Coping with medicines that can make you more sensitive to light
Spring is in full swing and summer is around the corner and that means more time in the sun. While most of us worry about over exposure and sunburns, some people have photosensitivity caused by their medications and are especially at risk from sun exposure.
The long time viewer says he was diagnosed with photosensitivity to a drug for seizures in the past and was taken off that drug but now the symptoms are back and he is wondering if any of his other medications could be causing it.
There are two general flavors of photosensitivity, phototoxicity and photoallergy reactons. Phototoxic reactions can be because the sun converts the drug into a toxic substance or the drug itself makes a sunburn much more likely to occur. For example, Retin-A or Isotretinoin is a drug used for adolescents with serious acne and the risk is an accentuated sunburn. You burn more easily and can get blisters and skin damage much sooner. Then you have drugs like amiodarone which can cause blue-gray skin discoloration. In both cases it is only sun exposed areas that are effected and the time course is just like that of a sunburn, within several hours of sun exposure. Another type of phototoxicity impacts the finger or toenails which detach from the nail bed at the tips. In dark skinned people this nail bed detachment may be the only sign of phototoxicity. The less common type of photosensitivity is photoallergy where they sun and drug combine to cause an eczema like crusty, itchy patch of skin which may not occur until 48-72 hours after sun exposure and can spread to areas that were not sun exposed.
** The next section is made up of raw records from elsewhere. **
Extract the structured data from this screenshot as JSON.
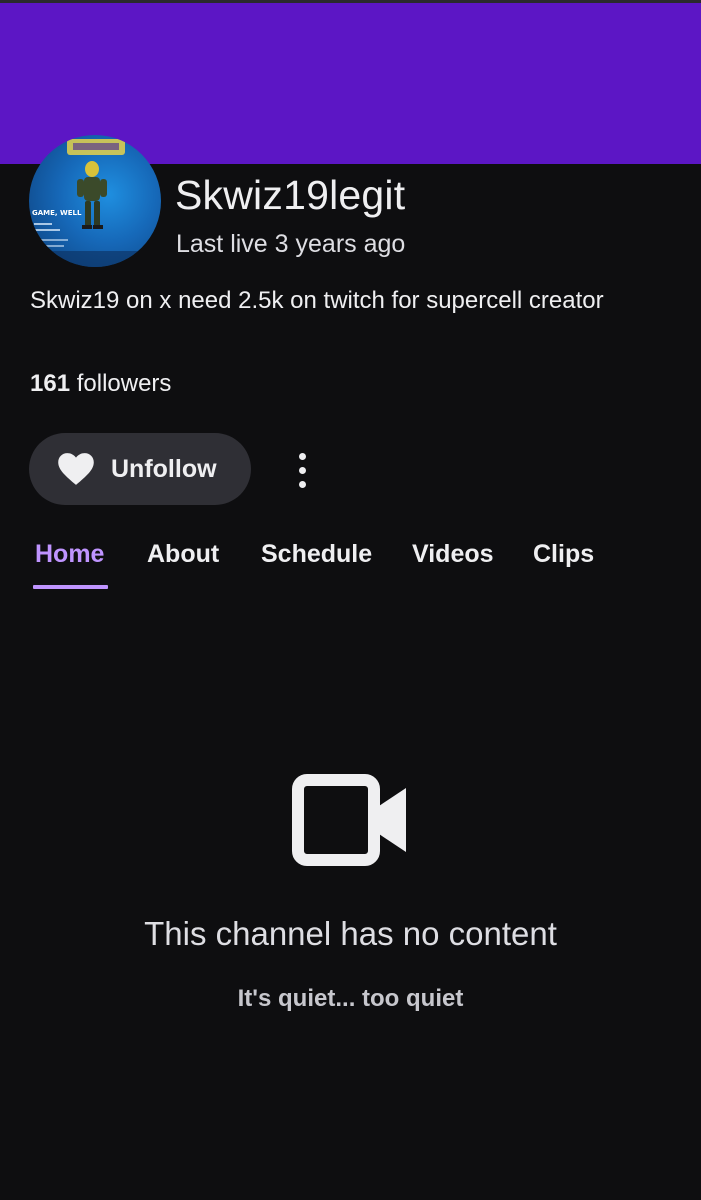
{
  "channel": {
    "name": "Skwiz19legit",
    "last_live": "Last live 3 years ago",
    "bio": "Skwiz19 on x need 2.5k on twitch for supercell creator",
    "followers_count": "161",
    "followers_label": "followers",
    "avatar_icon": "channel-avatar",
    "avatar_text": "GAME, WELL"
  },
  "actions": {
    "unfollow_label": "Unfollow",
    "unfollow_icon": "heart-icon",
    "more_icon": "more-vertical-icon"
  },
  "tabs": [
    {
      "label": "Home",
      "active": true
    },
    {
      "label": "About",
      "active": false
    },
    {
      "label": "Schedule",
      "active": false
    },
    {
      "label": "Videos",
      "active": false
    },
    {
      "label": "Clips",
      "active": false
    }
  ],
  "empty_state": {
    "icon": "video-camera-icon",
    "title": "This channel has no content",
    "subtitle": "It's quiet... too quiet"
  },
  "colors": {
    "background": "#0e0e10",
    "banner": "#5c16c5",
    "accent": "#bf94ff",
    "button_bg": "#2f2f35",
    "text": "#efeff1"
  }
}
The viewer did not provide his medication regimen so I cannot answer that directly but I know where the viewer gets his healthcare and alerted a pharmacist in that area who says she will follow up. However, I put together this list of drugs that commonly cause photosensitivity and that you can access on Fox61.com. Commonly refers to an incidence of greater than 1% of people taking the drug. The most common drugs include nonsteroidal anti-inflammatories like ibuprofen and naproxen, antibiotics like tetracycline and flouroquinolones, sulfa drugs for infections or diabetes, anticonvulsants, and drugs for psychosis.
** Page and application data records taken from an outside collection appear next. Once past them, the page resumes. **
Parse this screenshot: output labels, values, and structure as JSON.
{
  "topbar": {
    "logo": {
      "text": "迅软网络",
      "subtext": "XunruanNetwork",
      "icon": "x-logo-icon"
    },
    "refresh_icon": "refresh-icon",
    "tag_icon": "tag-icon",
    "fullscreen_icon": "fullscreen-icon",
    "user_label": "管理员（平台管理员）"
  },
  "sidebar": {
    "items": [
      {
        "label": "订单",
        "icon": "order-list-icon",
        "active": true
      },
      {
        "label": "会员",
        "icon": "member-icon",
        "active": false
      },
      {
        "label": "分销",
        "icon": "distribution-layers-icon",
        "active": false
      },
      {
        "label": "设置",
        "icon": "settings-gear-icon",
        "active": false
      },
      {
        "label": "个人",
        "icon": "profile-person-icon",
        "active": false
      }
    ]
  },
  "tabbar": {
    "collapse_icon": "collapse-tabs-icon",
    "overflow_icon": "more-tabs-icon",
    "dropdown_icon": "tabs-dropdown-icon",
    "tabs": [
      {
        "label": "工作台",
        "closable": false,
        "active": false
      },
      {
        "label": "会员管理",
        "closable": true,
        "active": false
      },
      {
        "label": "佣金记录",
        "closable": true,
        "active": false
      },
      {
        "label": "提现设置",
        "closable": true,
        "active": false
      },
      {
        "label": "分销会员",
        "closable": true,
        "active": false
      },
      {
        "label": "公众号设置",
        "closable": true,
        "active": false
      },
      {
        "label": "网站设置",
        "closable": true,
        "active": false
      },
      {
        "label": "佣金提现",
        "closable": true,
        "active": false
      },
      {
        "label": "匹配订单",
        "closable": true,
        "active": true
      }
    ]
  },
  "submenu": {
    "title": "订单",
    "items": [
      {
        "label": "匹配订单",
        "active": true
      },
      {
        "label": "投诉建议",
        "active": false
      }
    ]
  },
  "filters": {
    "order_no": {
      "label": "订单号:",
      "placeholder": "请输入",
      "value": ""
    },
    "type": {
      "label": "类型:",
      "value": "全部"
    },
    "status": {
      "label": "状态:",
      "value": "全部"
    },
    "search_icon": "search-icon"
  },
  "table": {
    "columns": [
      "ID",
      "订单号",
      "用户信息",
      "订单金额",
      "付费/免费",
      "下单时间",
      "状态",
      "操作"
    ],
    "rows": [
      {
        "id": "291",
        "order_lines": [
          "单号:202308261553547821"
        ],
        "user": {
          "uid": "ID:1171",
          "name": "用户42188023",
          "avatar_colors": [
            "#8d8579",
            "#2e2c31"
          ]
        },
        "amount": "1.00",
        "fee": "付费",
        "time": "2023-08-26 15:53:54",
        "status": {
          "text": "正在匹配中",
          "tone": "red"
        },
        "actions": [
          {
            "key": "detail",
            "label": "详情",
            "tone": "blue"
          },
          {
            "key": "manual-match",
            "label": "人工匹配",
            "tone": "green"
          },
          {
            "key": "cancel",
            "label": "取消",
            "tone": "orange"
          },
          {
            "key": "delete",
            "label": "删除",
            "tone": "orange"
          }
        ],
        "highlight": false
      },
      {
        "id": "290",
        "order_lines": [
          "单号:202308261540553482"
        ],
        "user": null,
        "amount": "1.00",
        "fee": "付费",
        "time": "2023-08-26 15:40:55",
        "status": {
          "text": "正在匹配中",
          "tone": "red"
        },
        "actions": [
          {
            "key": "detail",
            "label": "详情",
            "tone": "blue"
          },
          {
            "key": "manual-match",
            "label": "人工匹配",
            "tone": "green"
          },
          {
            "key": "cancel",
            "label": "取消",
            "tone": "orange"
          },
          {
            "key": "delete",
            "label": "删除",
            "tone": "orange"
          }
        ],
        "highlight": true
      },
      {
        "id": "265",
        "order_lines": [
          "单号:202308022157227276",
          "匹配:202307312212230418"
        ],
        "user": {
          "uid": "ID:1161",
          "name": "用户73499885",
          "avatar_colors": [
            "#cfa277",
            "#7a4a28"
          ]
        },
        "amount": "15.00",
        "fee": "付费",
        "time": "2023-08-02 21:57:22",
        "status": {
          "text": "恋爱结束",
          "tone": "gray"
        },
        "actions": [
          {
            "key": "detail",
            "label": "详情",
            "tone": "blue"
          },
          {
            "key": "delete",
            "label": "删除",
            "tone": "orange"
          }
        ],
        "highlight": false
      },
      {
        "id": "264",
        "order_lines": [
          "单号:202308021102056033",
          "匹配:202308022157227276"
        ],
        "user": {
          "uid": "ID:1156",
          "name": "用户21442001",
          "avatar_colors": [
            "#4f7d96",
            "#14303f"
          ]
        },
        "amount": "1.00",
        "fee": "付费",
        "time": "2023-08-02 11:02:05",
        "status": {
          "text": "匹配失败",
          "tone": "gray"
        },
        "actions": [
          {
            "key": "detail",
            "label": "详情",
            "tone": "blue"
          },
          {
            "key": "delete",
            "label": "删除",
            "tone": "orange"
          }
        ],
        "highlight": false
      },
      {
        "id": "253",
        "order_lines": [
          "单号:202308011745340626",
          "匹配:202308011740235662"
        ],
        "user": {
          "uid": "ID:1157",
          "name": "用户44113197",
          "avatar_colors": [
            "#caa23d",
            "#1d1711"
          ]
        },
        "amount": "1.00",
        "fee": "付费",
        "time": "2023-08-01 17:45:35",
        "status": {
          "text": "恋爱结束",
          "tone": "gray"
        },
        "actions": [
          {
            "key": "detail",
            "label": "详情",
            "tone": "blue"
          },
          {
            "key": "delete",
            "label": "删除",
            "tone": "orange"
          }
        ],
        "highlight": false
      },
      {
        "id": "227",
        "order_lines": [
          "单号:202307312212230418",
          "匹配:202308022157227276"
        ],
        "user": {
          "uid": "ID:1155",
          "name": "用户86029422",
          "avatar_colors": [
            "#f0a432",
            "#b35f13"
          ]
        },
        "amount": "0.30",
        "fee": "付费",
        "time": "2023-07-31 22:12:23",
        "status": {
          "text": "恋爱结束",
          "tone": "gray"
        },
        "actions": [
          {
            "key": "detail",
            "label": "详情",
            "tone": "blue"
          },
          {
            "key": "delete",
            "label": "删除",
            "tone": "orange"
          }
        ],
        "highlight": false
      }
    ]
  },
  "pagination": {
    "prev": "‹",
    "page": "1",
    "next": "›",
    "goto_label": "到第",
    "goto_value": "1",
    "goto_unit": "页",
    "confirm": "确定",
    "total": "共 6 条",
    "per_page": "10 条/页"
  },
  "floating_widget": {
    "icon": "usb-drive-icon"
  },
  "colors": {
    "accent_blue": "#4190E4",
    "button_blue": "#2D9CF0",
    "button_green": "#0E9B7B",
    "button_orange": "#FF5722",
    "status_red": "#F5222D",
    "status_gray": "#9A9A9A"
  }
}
Even if a drug causes photosensitivity, it may be critical for your health so don’t just stop it without letter your doctor know. While sunscreen can frequently make photosensitive reactions less likely and are frequently used, sunscreen itself can cause a few people to be photosensitive. In those cases, look at the sunscreen and try another one with a different active ingredient. Limiting sun exposure by wearing a shirt and avoiding the sun during the 11am to 3pm timeframe when the sun’s rays are strongest can also help. If this doesn’t take away the issue, then looking for an alternative drug in the same class is an option but might end up in a trade-off of this adverse effect for another one since no drug is risk free.
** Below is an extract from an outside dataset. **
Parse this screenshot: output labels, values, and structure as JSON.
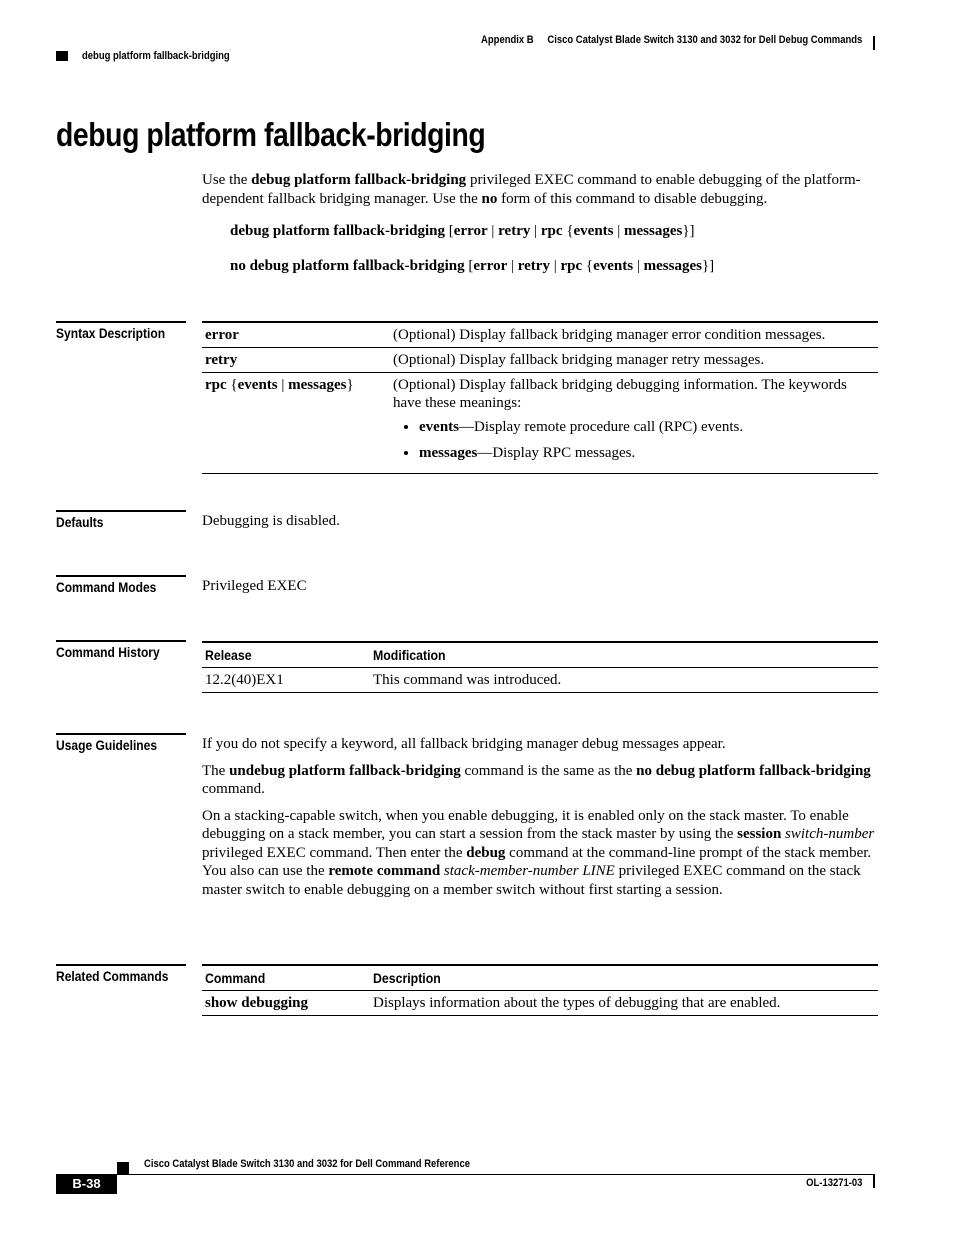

Drug Classes Reported to Cause Photosensitivity
Tetracyclines (Tetracycline, Doxycycline, Democlocycline)
Flouroquinolone (drugs ending in “-floxacin”)
Sulfonamide Antibiotics (Sulfamethoxazole, Bactrim, Sulfasalazine, Sulfadoxine, Sulfisoxazole)
Sulfonylurea Anti-diabetics (Glyburide, Glipizide)
Bexarotene, Vinblastine, 5-Fluorouracil, Methotrexate, Capecitabine
Nonsteroidal Anti-Inflammatory Drugs (ibuprofen, Naproxen, Aspirin or Topical Salicylates)
COX-2 Inhibitors (Celecoxib)
HIV Drugs (ritonavir, saquinavir, zalcitabine)
Other Anti-Virals (acyclovir, amantadine)
Loop Diuretics (Furosemide, Bumetanide)
Thiazide Diuretics (Hydrochlorothiazide)
Typical Antipsychotics (Chlorpromazine, Thioridazine, Prochloroperazine, Fluphenazine)
Atypical Antipsychotics (clozapine, olanzapine, quetiapine, risperidone, thiothixene, ziprasidone)
Carbamazepine, Felbamate, Gabapentin, Lamotrigine, Oxcarbazepine, Topiramate, Valproic Acid
Dr Michael White UConn School of Pharmacy